**TASK TO CARRY OUT**
Show every line from the entries that follow which holds the word "label".

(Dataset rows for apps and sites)

=== Begin Enclosure ===

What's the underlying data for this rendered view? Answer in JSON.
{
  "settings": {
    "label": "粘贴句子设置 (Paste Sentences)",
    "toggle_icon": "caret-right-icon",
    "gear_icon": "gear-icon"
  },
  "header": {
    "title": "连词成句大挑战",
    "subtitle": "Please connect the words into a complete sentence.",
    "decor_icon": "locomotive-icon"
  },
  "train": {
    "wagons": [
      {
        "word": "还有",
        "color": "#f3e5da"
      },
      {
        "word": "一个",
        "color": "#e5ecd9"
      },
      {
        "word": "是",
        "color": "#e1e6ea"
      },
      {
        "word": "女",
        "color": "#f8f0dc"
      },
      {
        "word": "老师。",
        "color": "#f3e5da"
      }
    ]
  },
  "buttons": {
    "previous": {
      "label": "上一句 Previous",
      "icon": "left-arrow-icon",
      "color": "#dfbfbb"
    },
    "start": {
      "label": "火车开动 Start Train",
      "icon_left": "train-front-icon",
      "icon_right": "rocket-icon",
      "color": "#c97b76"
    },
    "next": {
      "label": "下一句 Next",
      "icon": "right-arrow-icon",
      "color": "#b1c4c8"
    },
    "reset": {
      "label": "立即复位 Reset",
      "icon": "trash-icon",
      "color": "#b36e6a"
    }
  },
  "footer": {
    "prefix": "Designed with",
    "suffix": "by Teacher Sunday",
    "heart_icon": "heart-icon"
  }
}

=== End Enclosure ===

**SOLUTION FOR THIS PROBLEM**
    "label": "粘贴句子设置 (Paste Sentences)",
      "label": "上一句 Previous",
      "label": "火车开动 Start Train",
      "label": "下一句 Next",
      "label": "立即复位 Reset",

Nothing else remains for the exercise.